Since different beds or other pivoting loads might have different weights, depending upon the type of mattress, decorative panel or the like used, it is not practical to specify a torque for the bolts and nuts to give a predetermined friction force. However, in field installation, a few test cycles will readily lead to the appropriate adjustment force.
Referring again to FIG. 4, in the event that the drive coupling has been caused to slip to the position shown in FIG. 4, normal operation can be restored either by driving the motor to the down position which will return the apparatus to the position indicated in FIG. 3, or by manually lifting the bed to the up position which will restore the apparatus to the normal up position as indicated in FIG. 5. In the case of power failure or other failure of the motor while the bed is in its storage position, it can be manually pulled to the horizontal position by pulling on the outward end of the bed to overcome the friction force of the drive coupling and lower the bed.
Stop legs 115 and 117 are provided to limit the downward motion of the clamping members 100, 101, to prevent them from going past center or "over center" with respect to the drive motor and drive arm. In ideal circumstances, with all parts positioned and adjusted properly, these stop legs would be unnecessary.
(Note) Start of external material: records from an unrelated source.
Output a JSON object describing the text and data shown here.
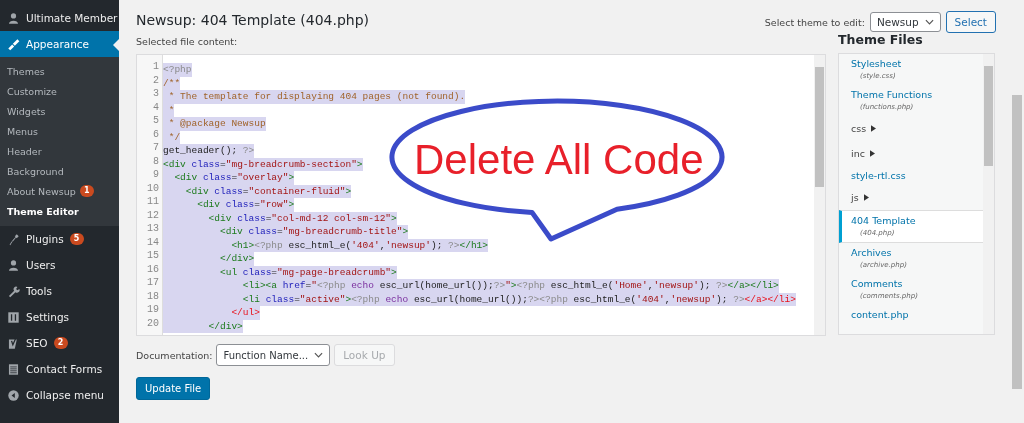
{
  "sidebar": {
    "items": [
      {
        "label": "Ultimate Member",
        "selected": false
      },
      {
        "label": "Appearance",
        "selected": true,
        "children": [
          {
            "label": "Themes",
            "current": false
          },
          {
            "label": "Customize",
            "current": false
          },
          {
            "label": "Widgets",
            "current": false
          },
          {
            "label": "Menus",
            "current": false
          },
          {
            "label": "Header",
            "current": false
          },
          {
            "label": "Background",
            "current": false
          },
          {
            "label": "About Newsup",
            "current": false,
            "badge": "1"
          },
          {
            "label": "Theme Editor",
            "current": true
          }
        ]
      },
      {
        "label": "Plugins",
        "selected": false,
        "badge": "5"
      },
      {
        "label": "Users",
        "selected": false
      },
      {
        "label": "Tools",
        "selected": false
      },
      {
        "label": "Settings",
        "selected": false
      },
      {
        "label": "SEO",
        "selected": false,
        "badge": "2"
      },
      {
        "label": "Contact Forms",
        "selected": false
      },
      {
        "label": "Collapse menu",
        "selected": false
      }
    ]
  },
  "page": {
    "title": "Newsup: 404 Template (404.php)",
    "content_label": "Selected file content:",
    "theme_select_label": "Select theme to edit:",
    "theme_select_value": "Newsup",
    "select_button": "Select"
  },
  "editor": {
    "all_selected": true,
    "lines": [
      {
        "number": "1",
        "tokens": [
          {
            "kind": "php",
            "text": "<?php"
          }
        ]
      },
      {
        "number": "2",
        "tokens": [
          {
            "kind": "comment",
            "text": "/**"
          }
        ]
      },
      {
        "number": "3",
        "tokens": [
          {
            "kind": "comment",
            "text": " * The template for displaying 404 pages (not found)."
          }
        ]
      },
      {
        "number": "4",
        "tokens": [
          {
            "kind": "comment",
            "text": " *"
          }
        ]
      },
      {
        "number": "5",
        "tokens": [
          {
            "kind": "comment",
            "text": " * @package Newsup"
          }
        ]
      },
      {
        "number": "6",
        "tokens": [
          {
            "kind": "comment",
            "text": " */"
          }
        ]
      },
      {
        "number": "7",
        "tokens": [
          {
            "kind": "plain",
            "text": "get_header(); "
          },
          {
            "kind": "php",
            "text": "?>"
          }
        ]
      },
      {
        "number": "8",
        "tokens": [
          {
            "kind": "tag",
            "text": "<div "
          },
          {
            "kind": "attr",
            "text": "class"
          },
          {
            "kind": "plain",
            "text": "="
          },
          {
            "kind": "string",
            "text": "\"mg-breadcrumb-section\""
          },
          {
            "kind": "tag",
            "text": ">"
          }
        ]
      },
      {
        "number": "9",
        "tokens": [
          {
            "kind": "tag",
            "text": "  <div "
          },
          {
            "kind": "attr",
            "text": "class"
          },
          {
            "kind": "plain",
            "text": "="
          },
          {
            "kind": "string",
            "text": "\"overlay\""
          },
          {
            "kind": "tag",
            "text": ">"
          }
        ]
      },
      {
        "number": "10",
        "tokens": [
          {
            "kind": "tag",
            "text": "    <div "
          },
          {
            "kind": "attr",
            "text": "class"
          },
          {
            "kind": "plain",
            "text": "="
          },
          {
            "kind": "string",
            "text": "\"container-fluid\""
          },
          {
            "kind": "tag",
            "text": ">"
          }
        ]
      },
      {
        "number": "11",
        "tokens": [
          {
            "kind": "tag",
            "text": "      <div "
          },
          {
            "kind": "attr",
            "text": "class"
          },
          {
            "kind": "plain",
            "text": "="
          },
          {
            "kind": "string",
            "text": "\"row\""
          },
          {
            "kind": "tag",
            "text": ">"
          }
        ]
      },
      {
        "number": "12",
        "tokens": [
          {
            "kind": "tag",
            "text": "        <div "
          },
          {
            "kind": "attr",
            "text": "class"
          },
          {
            "kind": "plain",
            "text": "="
          },
          {
            "kind": "string",
            "text": "\"col-md-12 col-sm-12\""
          },
          {
            "kind": "tag",
            "text": ">"
          }
        ]
      },
      {
        "number": "13",
        "tokens": [
          {
            "kind": "tag",
            "text": "          <div "
          },
          {
            "kind": "attr",
            "text": "class"
          },
          {
            "kind": "plain",
            "text": "="
          },
          {
            "kind": "string",
            "text": "\"mg-breadcrumb-title\""
          },
          {
            "kind": "tag",
            "text": ">"
          }
        ]
      },
      {
        "number": "14",
        "tokens": [
          {
            "kind": "tag",
            "text": "            <h1>"
          },
          {
            "kind": "php",
            "text": "<?php "
          },
          {
            "kind": "plain",
            "text": "esc_html_e("
          },
          {
            "kind": "string",
            "text": "'404'"
          },
          {
            "kind": "plain",
            "text": ","
          },
          {
            "kind": "string",
            "text": "'newsup'"
          },
          {
            "kind": "plain",
            "text": "); "
          },
          {
            "kind": "php",
            "text": "?>"
          },
          {
            "kind": "tag",
            "text": "</h1>"
          }
        ]
      },
      {
        "number": "15",
        "tokens": [
          {
            "kind": "tag",
            "text": "          </div>"
          }
        ]
      },
      {
        "number": "16",
        "tokens": [
          {
            "kind": "tag",
            "text": "          <ul "
          },
          {
            "kind": "attr",
            "text": "class"
          },
          {
            "kind": "plain",
            "text": "="
          },
          {
            "kind": "string",
            "text": "\"mg-page-breadcrumb\""
          },
          {
            "kind": "tag",
            "text": ">"
          }
        ]
      },
      {
        "number": "17",
        "tokens": [
          {
            "kind": "tag",
            "text": "              <li><a "
          },
          {
            "kind": "attr",
            "text": "href"
          },
          {
            "kind": "plain",
            "text": "="
          },
          {
            "kind": "string",
            "text": "\""
          },
          {
            "kind": "php",
            "text": "<?php "
          },
          {
            "kind": "keyword",
            "text": "echo "
          },
          {
            "kind": "plain",
            "text": "esc_url(home_url());"
          },
          {
            "kind": "php",
            "text": "?>"
          },
          {
            "kind": "string",
            "text": "\""
          },
          {
            "kind": "tag",
            "text": ">"
          },
          {
            "kind": "php",
            "text": "<?php "
          },
          {
            "kind": "plain",
            "text": "esc_html_e("
          },
          {
            "kind": "string",
            "text": "'Home'"
          },
          {
            "kind": "plain",
            "text": ","
          },
          {
            "kind": "string",
            "text": "'newsup'"
          },
          {
            "kind": "plain",
            "text": "); "
          },
          {
            "kind": "php",
            "text": "?>"
          },
          {
            "kind": "tag",
            "text": "</a></li>"
          }
        ]
      },
      {
        "number": "18",
        "tokens": [
          {
            "kind": "tag",
            "text": "              <li "
          },
          {
            "kind": "attr",
            "text": "class"
          },
          {
            "kind": "plain",
            "text": "="
          },
          {
            "kind": "string",
            "text": "\"active\""
          },
          {
            "kind": "tag",
            "text": ">"
          },
          {
            "kind": "php",
            "text": "<?php "
          },
          {
            "kind": "keyword",
            "text": "echo "
          },
          {
            "kind": "plain",
            "text": "esc_url(home_url());"
          },
          {
            "kind": "php",
            "text": "?><?php "
          },
          {
            "kind": "plain",
            "text": "esc_html_e("
          },
          {
            "kind": "string",
            "text": "'404'"
          },
          {
            "kind": "plain",
            "text": ","
          },
          {
            "kind": "string",
            "text": "'newsup'"
          },
          {
            "kind": "plain",
            "text": "); "
          },
          {
            "kind": "php",
            "text": "?>"
          },
          {
            "kind": "error",
            "text": "</a></li>"
          }
        ]
      },
      {
        "number": "19",
        "tokens": [
          {
            "kind": "error",
            "text": "            </ul>"
          }
        ]
      },
      {
        "number": "20",
        "tokens": [
          {
            "kind": "tag",
            "text": "        </div>"
          }
        ]
      }
    ]
  },
  "callout": {
    "text": "Delete All Code"
  },
  "documentation": {
    "label": "Documentation:",
    "placeholder": "Function Name...",
    "lookup_button": "Look Up",
    "lookup_disabled": true
  },
  "update_button": "Update File",
  "theme_files": {
    "title": "Theme Files",
    "items": [
      {
        "kind": "file",
        "label": "Stylesheet",
        "sub": "(style.css)",
        "selected": false
      },
      {
        "kind": "file",
        "label": "Theme Functions",
        "sub": "(functions.php)",
        "selected": false
      },
      {
        "kind": "folder",
        "label": "css",
        "selected": false
      },
      {
        "kind": "folder",
        "label": "inc",
        "selected": false
      },
      {
        "kind": "file",
        "label": "style-rtl.css",
        "selected": false
      },
      {
        "kind": "folder",
        "label": "js",
        "selected": false
      },
      {
        "kind": "file",
        "label": "404 Template",
        "sub": "(404.php)",
        "selected": true
      },
      {
        "kind": "file",
        "label": "Archives",
        "sub": "(archive.php)",
        "selected": false
      },
      {
        "kind": "file",
        "label": "Comments",
        "sub": "(comments.php)",
        "selected": false
      },
      {
        "kind": "file",
        "label": "content.php",
        "selected": false
      }
    ]
  }
}
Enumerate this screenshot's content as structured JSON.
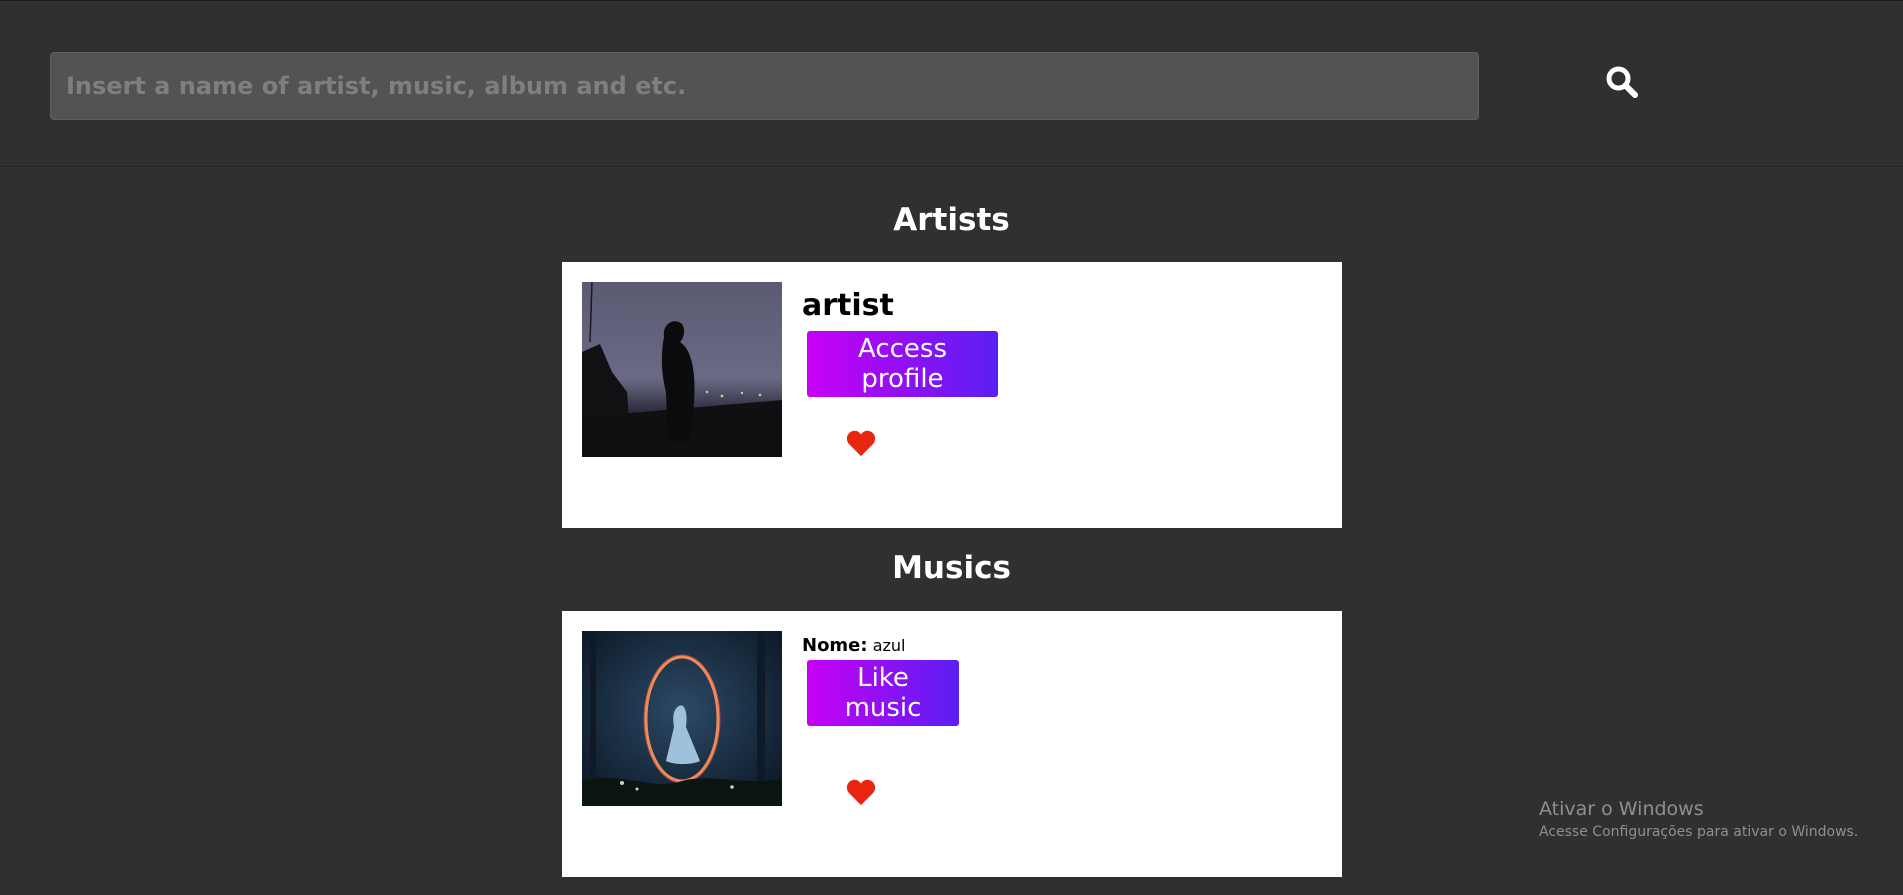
{
  "search": {
    "placeholder": "Insert a name of artist, music, album and etc.",
    "value": ""
  },
  "icons": {
    "search": "search-icon",
    "favorite": "heart-icon"
  },
  "colors": {
    "background": "#303030",
    "search_field": "#535353",
    "button_gradient_start": "#c800f5",
    "button_gradient_end": "#5a1ff2",
    "heart": "#e8250f"
  },
  "artists": {
    "title": "Artists",
    "card": {
      "name": "artist",
      "button_label": "Access profile"
    }
  },
  "musics": {
    "title": "Musics",
    "card": {
      "name_label": "Nome:",
      "name_value": "azul",
      "button_label": "Like music"
    }
  },
  "watermark": {
    "line1": "Ativar o Windows",
    "line2": "Acesse Configurações para ativar o Windows."
  }
}
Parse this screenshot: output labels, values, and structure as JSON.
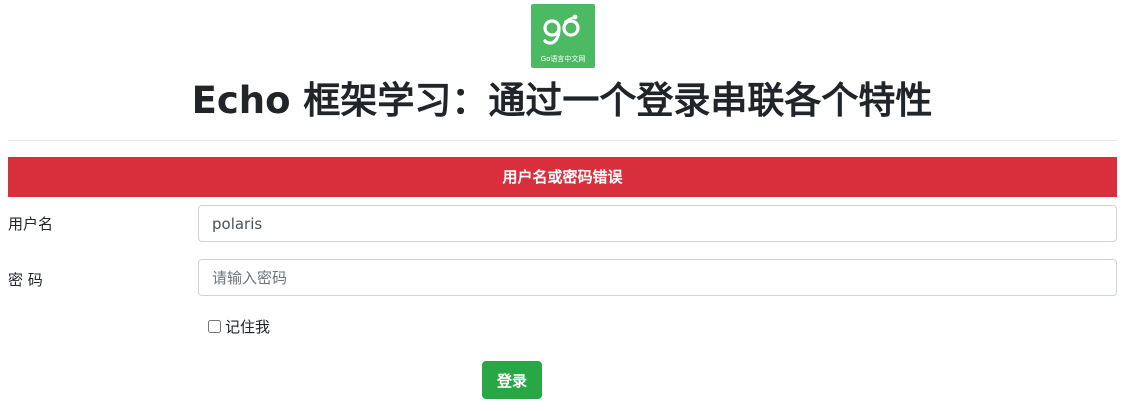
{
  "logo": {
    "icon": "gopher-logo-icon",
    "caption": "Go语言中文网",
    "background": "#4cb963"
  },
  "page": {
    "title": "Echo 框架学习：通过一个登录串联各个特性"
  },
  "alert": {
    "message": "用户名或密码错误",
    "color": "#d92f3d"
  },
  "form": {
    "username": {
      "label": "用户名",
      "value": "polaris"
    },
    "password": {
      "label": "密 码",
      "placeholder": "请输入密码",
      "value": ""
    },
    "remember": {
      "label": "记住我",
      "checked": false
    },
    "submit": {
      "label": "登录",
      "color": "#28a745"
    }
  }
}
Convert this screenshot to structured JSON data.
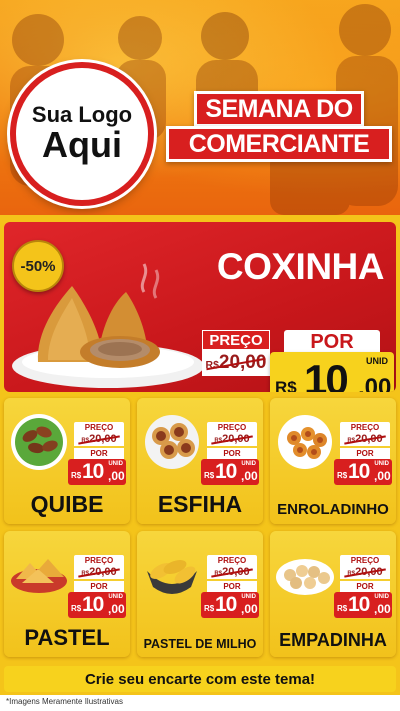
{
  "header": {
    "logo_line1": "Sua Logo",
    "logo_line2": "Aqui",
    "banner_line1": "SEMANA DO",
    "banner_line2": "COMERCIANTE"
  },
  "featured": {
    "discount": "-50%",
    "title": "COXINHA",
    "old_label": "PREÇO",
    "old_currency": "R$",
    "old_value": "20,00",
    "por_label": "POR",
    "new_currency": "R$",
    "new_int": "10",
    "new_cents": ",00",
    "unit": "UNID"
  },
  "products": [
    {
      "name": "QUIBE",
      "old_label": "PREÇO",
      "old_currency": "R$",
      "old_value": "20,00",
      "por_label": "POR",
      "new_currency": "R$",
      "new_int": "10",
      "new_cents": ",00",
      "unit": "UNID"
    },
    {
      "name": "ESFIHA",
      "old_label": "PREÇO",
      "old_currency": "R$",
      "old_value": "20,00",
      "por_label": "POR",
      "new_currency": "R$",
      "new_int": "10",
      "new_cents": ",00",
      "unit": "UNID"
    },
    {
      "name": "ENROLADINHO",
      "old_label": "PREÇO",
      "old_currency": "R$",
      "old_value": "20,00",
      "por_label": "POR",
      "new_currency": "R$",
      "new_int": "10",
      "new_cents": ",00",
      "unit": "UNID"
    },
    {
      "name": "PASTEL",
      "old_label": "PREÇO",
      "old_currency": "R$",
      "old_value": "20,00",
      "por_label": "POR",
      "new_currency": "R$",
      "new_int": "10",
      "new_cents": ",00",
      "unit": "UNID"
    },
    {
      "name": "PASTEL DE MILHO",
      "old_label": "PREÇO",
      "old_currency": "R$",
      "old_value": "20,00",
      "por_label": "POR",
      "new_currency": "R$",
      "new_int": "10",
      "new_cents": ",00",
      "unit": "UNID"
    },
    {
      "name": "EMPADINHA",
      "old_label": "PREÇO",
      "old_currency": "R$",
      "old_value": "20,00",
      "por_label": "POR",
      "new_currency": "R$",
      "new_int": "10",
      "new_cents": ",00",
      "unit": "UNID"
    }
  ],
  "footer": {
    "cta": "Crie seu encarte com este tema!",
    "disclaimer": "*Imagens Meramente Ilustrativas"
  },
  "colors": {
    "brand_red": "#d81f1f",
    "brand_yellow": "#f7d21d",
    "header_orange": "#f07d10"
  }
}
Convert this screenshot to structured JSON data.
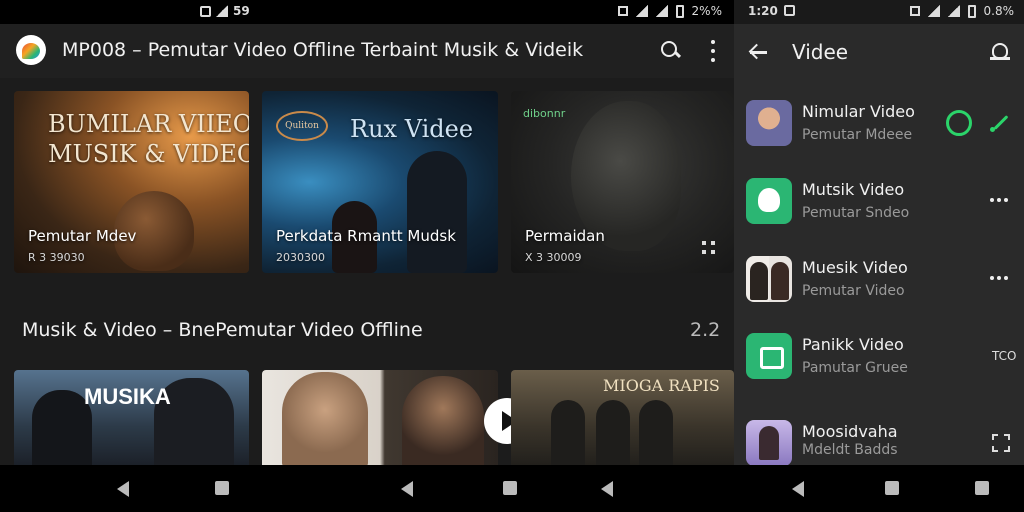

However, in normal use, slight errors and tolerance buildup in the positioning of various components can lead to a possibility of driving the stop members past center.
This could occur from the position of the apparatus in FIG. 4, following either a manual pulling of the bed to the horizontal position, or the motor having driven to the up position while the bed is held down. Starting from the position in FIG. 4, if a person were to manually lift the bed to the up position, the friction force applied to the friction lining members and clamping members 100, 101 would tend to rotate them further in a downward direction. If the motor were inadvertently placed a slight distance too far away from the bed frame, i.e., to the left in FIG. 4, the geometry might be such that that lifting of the bed could drive pivot bolt 112 over center with respect to the drive motor, which of course would render the power drive ineffective for further movement of the bed. However, stop legs 115 and 117 would engage the floor or other mounting surface prior to the occurrence of the above condition, so that the drive could not be moved past center.
Thus it will be seen that the invention provides an improved drive coupling for a power operated pivoting support member, such as a folding wall bed, that normally couples the drive motion of the power means to the pivoting surface, and that permits slippage in the event of the application of unusual and excessive force so that the support member can move independently of the power drive means.